WHAT TO WORK ON:
Copy every record that appears below, exactly as it stands.

Data about app and page elements:
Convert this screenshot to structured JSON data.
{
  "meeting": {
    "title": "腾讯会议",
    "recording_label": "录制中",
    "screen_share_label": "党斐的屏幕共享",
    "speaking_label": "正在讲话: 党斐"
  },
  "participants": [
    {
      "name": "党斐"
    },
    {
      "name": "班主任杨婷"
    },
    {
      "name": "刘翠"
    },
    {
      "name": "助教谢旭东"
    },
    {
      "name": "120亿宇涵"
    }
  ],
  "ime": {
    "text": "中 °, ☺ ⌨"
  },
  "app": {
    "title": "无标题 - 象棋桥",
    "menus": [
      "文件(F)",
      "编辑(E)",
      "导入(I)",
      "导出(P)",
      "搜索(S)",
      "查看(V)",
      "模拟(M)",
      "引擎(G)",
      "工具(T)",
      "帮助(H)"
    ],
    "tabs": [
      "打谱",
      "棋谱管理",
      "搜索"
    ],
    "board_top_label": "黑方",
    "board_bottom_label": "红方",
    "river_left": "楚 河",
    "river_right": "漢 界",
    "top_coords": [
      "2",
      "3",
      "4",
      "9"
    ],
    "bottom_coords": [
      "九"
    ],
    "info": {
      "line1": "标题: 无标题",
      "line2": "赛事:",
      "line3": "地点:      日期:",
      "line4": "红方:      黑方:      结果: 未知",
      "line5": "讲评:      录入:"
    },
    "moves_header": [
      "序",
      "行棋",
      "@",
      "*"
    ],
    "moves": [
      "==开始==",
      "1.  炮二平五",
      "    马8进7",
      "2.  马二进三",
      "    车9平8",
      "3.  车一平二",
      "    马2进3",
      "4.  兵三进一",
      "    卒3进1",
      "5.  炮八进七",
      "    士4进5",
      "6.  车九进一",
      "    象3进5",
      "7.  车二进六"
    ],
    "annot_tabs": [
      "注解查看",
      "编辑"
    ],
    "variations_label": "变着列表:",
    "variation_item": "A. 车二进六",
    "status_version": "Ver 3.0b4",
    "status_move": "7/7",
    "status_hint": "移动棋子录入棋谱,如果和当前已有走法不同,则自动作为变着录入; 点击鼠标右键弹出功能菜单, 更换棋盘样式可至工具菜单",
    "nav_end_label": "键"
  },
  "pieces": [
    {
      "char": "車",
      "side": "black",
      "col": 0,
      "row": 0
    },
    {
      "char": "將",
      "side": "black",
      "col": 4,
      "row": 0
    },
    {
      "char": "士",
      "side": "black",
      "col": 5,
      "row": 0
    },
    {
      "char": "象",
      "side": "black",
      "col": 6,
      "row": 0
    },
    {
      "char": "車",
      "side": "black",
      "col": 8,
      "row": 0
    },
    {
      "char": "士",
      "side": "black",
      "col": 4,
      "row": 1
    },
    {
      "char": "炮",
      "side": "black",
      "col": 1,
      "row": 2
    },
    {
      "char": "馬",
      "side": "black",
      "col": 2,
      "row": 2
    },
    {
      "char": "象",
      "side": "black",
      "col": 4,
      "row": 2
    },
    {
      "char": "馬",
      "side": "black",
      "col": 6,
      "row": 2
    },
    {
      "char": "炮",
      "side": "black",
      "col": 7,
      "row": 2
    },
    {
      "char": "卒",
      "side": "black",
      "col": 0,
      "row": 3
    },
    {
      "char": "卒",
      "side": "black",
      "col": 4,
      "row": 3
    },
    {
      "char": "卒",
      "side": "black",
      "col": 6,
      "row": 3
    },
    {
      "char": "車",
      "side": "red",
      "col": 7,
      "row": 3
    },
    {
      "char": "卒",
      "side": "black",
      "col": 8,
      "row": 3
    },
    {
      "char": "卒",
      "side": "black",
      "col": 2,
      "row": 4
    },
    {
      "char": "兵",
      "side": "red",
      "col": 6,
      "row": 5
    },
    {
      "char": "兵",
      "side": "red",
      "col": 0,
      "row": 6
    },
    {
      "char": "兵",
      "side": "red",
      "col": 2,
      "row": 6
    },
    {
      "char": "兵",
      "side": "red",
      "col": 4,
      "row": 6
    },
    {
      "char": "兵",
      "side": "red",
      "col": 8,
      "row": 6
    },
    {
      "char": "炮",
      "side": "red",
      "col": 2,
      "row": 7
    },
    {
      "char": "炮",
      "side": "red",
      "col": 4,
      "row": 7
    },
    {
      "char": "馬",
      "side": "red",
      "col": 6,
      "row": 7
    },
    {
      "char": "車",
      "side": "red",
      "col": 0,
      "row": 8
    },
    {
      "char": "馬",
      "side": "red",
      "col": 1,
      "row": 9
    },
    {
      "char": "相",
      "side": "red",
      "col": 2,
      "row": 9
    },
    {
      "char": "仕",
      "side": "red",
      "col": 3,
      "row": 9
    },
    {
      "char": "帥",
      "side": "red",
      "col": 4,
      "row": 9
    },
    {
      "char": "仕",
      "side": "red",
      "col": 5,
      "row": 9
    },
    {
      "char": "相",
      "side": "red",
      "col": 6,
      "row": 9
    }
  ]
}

ANSWER TO THE PROBLEM:
Convert this screenshot to structured JSON data.
{
  "meeting": {
    "title": "腾讯会议",
    "recording_label": "录制中",
    "screen_share_label": "党斐的屏幕共享",
    "speaking_label": "正在讲话: 党斐"
  },
  "participants": [
    {
      "name": "党斐"
    },
    {
      "name": "班主任杨婷"
    },
    {
      "name": "刘翠"
    },
    {
      "name": "助教谢旭东"
    },
    {
      "name": "120亿宇涵"
    }
  ],
  "ime": {
    "text": "中 °, ☺ ⌨"
  },
  "app": {
    "title": "无标题 - 象棋桥",
    "menus": [
      "文件(F)",
      "编辑(E)",
      "导入(I)",
      "导出(P)",
      "搜索(S)",
      "查看(V)",
      "模拟(M)",
      "引擎(G)",
      "工具(T)",
      "帮助(H)"
    ],
    "tabs": [
      "打谱",
      "棋谱管理",
      "搜索"
    ],
    "board_top_label": "黑方",
    "board_bottom_label": "红方",
    "river_left": "楚 河",
    "river_right": "漢 界",
    "top_coords": [
      "2",
      "3",
      "4",
      "9"
    ],
    "bottom_coords": [
      "九"
    ],
    "info": {
      "line1": "标题: 无标题",
      "line2": "赛事:",
      "line3": "地点:      日期:",
      "line4": "红方:      黑方:      结果: 未知",
      "line5": "讲评:      录入:"
    },
    "moves_header": [
      "序",
      "行棋",
      "@",
      "*"
    ],
    "moves": [
      "==开始==",
      "1.  炮二平五",
      "    马8进7",
      "2.  马二进三",
      "    车9平8",
      "3.  车一平二",
      "    马2进3",
      "4.  兵三进一",
      "    卒3进1",
      "5.  炮八进七",
      "    士4进5",
      "6.  车九进一",
      "    象3进5",
      "7.  车二进六"
    ],
    "annot_tabs": [
      "注解查看",
      "编辑"
    ],
    "variations_label": "变着列表:",
    "variation_item": "A. 车二进六",
    "status_version": "Ver 3.0b4",
    "status_move": "7/7",
    "status_hint": "移动棋子录入棋谱,如果和当前已有走法不同,则自动作为变着录入; 点击鼠标右键弹出功能菜单, 更换棋盘样式可至工具菜单",
    "nav_end_label": "键"
  },
  "pieces": [
    {
      "char": "車",
      "side": "black",
      "col": 0,
      "row": 0
    },
    {
      "char": "將",
      "side": "black",
      "col": 4,
      "row": 0
    },
    {
      "char": "士",
      "side": "black",
      "col": 5,
      "row": 0
    },
    {
      "char": "象",
      "side": "black",
      "col": 6,
      "row": 0
    },
    {
      "char": "車",
      "side": "black",
      "col": 8,
      "row": 0
    },
    {
      "char": "士",
      "side": "black",
      "col": 4,
      "row": 1
    },
    {
      "char": "炮",
      "side": "black",
      "col": 1,
      "row": 2
    },
    {
      "char": "馬",
      "side": "black",
      "col": 2,
      "row": 2
    },
    {
      "char": "象",
      "side": "black",
      "col": 4,
      "row": 2
    },
    {
      "char": "馬",
      "side": "black",
      "col": 6,
      "row": 2
    },
    {
      "char": "炮",
      "side": "black",
      "col": 7,
      "row": 2
    },
    {
      "char": "卒",
      "side": "black",
      "col": 0,
      "row": 3
    },
    {
      "char": "卒",
      "side": "black",
      "col": 4,
      "row": 3
    },
    {
      "char": "卒",
      "side": "black",
      "col": 6,
      "row": 3
    },
    {
      "char": "車",
      "side": "red",
      "col": 7,
      "row": 3
    },
    {
      "char": "卒",
      "side": "black",
      "col": 8,
      "row": 3
    },
    {
      "char": "卒",
      "side": "black",
      "col": 2,
      "row": 4
    },
    {
      "char": "兵",
      "side": "red",
      "col": 6,
      "row": 5
    },
    {
      "char": "兵",
      "side": "red",
      "col": 0,
      "row": 6
    },
    {
      "char": "兵",
      "side": "red",
      "col": 2,
      "row": 6
    },
    {
      "char": "兵",
      "side": "red",
      "col": 4,
      "row": 6
    },
    {
      "char": "兵",
      "side": "red",
      "col": 8,
      "row": 6
    },
    {
      "char": "炮",
      "side": "red",
      "col": 2,
      "row": 7
    },
    {
      "char": "炮",
      "side": "red",
      "col": 4,
      "row": 7
    },
    {
      "char": "馬",
      "side": "red",
      "col": 6,
      "row": 7
    },
    {
      "char": "車",
      "side": "red",
      "col": 0,
      "row": 8
    },
    {
      "char": "馬",
      "side": "red",
      "col": 1,
      "row": 9
    },
    {
      "char": "相",
      "side": "red",
      "col": 2,
      "row": 9
    },
    {
      "char": "仕",
      "side": "red",
      "col": 3,
      "row": 9
    },
    {
      "char": "帥",
      "side": "red",
      "col": 4,
      "row": 9
    },
    {
      "char": "仕",
      "side": "red",
      "col": 5,
      "row": 9
    },
    {
      "char": "相",
      "side": "red",
      "col": 6,
      "row": 9
    }
  ]
}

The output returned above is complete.